In an evidence review from NICE, it was concluded that the fluoroquinolone antibiotic, delafloxacin may be considered for the hospital treatment of adults with severe acute bacterial skin structure infections (ASSSI) including cellulitis or erysipelas, abscesses and wound infections. Such infections result in a significant number of hospital admissions each year. In fact, between 2017 to 2018 there were 80,000 emergency hospital admissions for cellulitis with more than 36,000 cases of skin abscesses, boils and carbuncles, leading to over 430,000 and 85,000 bed days respectively. Delafloxacin has the potential to treat infections caused by both gram-positive e.g., methicillin-resistant Staphylococcus aureus (MRSA) and gram-negative organisms without the need for combination treatment. Despite this potential advantage, a 2019, MHRA drug safety update suggested restrictions and precautions for fluoroquinolone drugs due to reports (albeit rate) of long-lasting or irreversible adverse effects on either the musculoskeletal or nervous system. However, in a European Public Assessment report for delafloxacin, some data indicated a possible safety benefit for the drug compared to other fluoroquinolones.

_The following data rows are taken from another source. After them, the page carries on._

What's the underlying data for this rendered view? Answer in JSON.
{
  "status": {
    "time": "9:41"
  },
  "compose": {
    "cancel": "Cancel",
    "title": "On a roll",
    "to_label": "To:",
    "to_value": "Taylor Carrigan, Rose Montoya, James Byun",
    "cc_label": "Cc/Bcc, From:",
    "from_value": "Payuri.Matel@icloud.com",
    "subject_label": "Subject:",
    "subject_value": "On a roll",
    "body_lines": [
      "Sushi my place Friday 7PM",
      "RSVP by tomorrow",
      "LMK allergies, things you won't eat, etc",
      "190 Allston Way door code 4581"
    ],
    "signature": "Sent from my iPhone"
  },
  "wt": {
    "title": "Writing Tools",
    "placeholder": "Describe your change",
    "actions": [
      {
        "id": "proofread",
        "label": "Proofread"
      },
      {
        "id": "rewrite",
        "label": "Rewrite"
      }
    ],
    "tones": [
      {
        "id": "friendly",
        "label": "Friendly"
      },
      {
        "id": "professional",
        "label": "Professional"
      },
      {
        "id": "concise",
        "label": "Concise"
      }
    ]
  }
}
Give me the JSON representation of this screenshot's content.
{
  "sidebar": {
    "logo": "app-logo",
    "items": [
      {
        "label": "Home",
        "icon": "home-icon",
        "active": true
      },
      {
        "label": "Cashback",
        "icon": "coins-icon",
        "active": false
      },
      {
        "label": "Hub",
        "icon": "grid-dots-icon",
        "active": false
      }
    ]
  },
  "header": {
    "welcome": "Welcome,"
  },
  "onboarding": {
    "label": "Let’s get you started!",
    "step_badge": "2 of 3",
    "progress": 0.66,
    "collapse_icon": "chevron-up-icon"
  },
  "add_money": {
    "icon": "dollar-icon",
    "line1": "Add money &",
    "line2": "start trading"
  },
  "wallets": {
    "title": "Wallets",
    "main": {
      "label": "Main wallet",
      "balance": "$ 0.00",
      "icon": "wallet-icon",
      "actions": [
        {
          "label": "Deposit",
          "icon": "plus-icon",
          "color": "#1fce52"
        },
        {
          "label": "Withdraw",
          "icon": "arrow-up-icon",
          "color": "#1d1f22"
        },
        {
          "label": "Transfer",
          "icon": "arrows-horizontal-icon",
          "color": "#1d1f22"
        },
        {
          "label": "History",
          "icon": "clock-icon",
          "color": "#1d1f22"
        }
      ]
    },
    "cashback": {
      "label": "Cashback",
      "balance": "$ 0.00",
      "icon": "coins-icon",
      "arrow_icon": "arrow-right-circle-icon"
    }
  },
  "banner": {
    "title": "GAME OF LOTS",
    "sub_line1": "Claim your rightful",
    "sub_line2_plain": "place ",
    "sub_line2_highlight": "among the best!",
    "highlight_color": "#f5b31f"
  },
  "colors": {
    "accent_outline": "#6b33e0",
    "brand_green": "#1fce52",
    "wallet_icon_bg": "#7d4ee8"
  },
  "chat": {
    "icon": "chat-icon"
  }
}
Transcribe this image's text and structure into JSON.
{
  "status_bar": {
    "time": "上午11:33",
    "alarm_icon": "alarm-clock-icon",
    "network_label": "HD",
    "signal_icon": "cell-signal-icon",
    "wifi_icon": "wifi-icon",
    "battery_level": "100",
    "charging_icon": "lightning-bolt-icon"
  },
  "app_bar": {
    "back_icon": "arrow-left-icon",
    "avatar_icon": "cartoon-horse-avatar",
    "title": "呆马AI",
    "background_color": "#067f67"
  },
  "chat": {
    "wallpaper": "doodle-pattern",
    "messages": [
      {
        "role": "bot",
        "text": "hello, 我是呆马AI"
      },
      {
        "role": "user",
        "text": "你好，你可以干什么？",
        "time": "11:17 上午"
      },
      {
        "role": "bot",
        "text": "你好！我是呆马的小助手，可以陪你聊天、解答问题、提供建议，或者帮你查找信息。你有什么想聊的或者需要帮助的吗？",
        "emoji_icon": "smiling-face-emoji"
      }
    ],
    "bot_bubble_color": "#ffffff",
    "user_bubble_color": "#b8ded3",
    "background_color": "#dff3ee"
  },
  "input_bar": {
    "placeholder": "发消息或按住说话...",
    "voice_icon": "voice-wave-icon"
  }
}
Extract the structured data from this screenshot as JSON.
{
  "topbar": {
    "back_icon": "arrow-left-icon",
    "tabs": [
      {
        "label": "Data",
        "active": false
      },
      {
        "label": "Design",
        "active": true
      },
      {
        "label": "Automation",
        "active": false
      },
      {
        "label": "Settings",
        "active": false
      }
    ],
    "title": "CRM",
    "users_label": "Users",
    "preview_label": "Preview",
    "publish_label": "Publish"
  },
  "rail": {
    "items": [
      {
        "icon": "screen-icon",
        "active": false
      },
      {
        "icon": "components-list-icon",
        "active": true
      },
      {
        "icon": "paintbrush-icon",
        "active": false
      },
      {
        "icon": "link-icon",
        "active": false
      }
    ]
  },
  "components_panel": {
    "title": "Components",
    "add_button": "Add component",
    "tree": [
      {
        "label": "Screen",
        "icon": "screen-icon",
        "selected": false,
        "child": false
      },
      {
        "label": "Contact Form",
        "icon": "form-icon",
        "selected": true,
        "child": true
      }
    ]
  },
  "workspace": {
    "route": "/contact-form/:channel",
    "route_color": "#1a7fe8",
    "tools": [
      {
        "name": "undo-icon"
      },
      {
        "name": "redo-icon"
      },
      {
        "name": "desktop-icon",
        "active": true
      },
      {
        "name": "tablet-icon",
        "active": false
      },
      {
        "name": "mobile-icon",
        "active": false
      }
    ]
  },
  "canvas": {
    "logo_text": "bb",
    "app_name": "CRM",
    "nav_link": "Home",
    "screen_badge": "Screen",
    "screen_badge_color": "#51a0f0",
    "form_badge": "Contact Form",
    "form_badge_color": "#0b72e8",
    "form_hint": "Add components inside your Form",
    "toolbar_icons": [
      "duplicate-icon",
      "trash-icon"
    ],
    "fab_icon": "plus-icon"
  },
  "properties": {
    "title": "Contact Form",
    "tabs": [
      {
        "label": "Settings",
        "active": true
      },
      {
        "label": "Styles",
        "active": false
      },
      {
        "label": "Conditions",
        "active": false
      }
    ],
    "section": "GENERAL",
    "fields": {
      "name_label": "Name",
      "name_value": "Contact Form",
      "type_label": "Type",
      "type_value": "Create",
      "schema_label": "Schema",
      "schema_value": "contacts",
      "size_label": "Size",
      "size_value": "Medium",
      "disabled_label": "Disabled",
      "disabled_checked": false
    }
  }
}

In the evidence summary, NICE drew upon data from two Phase III trials comparing delafloxacin mono-therapy against a combination of vancomycin and aztreonam, despite this latter combination not being a standard treatment option in the UK. The results showed that delafloxacin was non-inferior to the dual therapy at reducing lesion size by at least 20% after 48 to 72 hours in adults with cellulitis or erysipelas, wound infection, major cutaneous abscess or burn infection. In addition, in terms of investigator-assessed clinical cure after 14 days, both delafloxacin and vancomycin and aztreonam had similar outcomes. In both studies the most common pathogen was Staphylococcus aureus, including MRSA and by day 14, either documented or presumed eradication was similar for both delafloxacin mono-therapy and vancomycin plus aztreonam with similar treatment-related adverse effects.

Delafloxacin is available as a 300mg powder with a recommended dosage of 300mg every 12 hours, administered over 1 hour. An oral tablet containing 450mg (which is bio-equivalent to the 300mg IV) is licensed to be used every 12 hours for up to 14 days. While the evidence of non-inferiority for delafloxacin was promising, a limitation of the data was that studies only included patients of White ethnicity and those who were mostly under 65 years of age and therefore not reflective of the patients likely to have severe skin infections, e.g., patients with diabetes. Despite this, NICE still endorsed the use of delafloxacin.

The full NICE evidence review can be found here.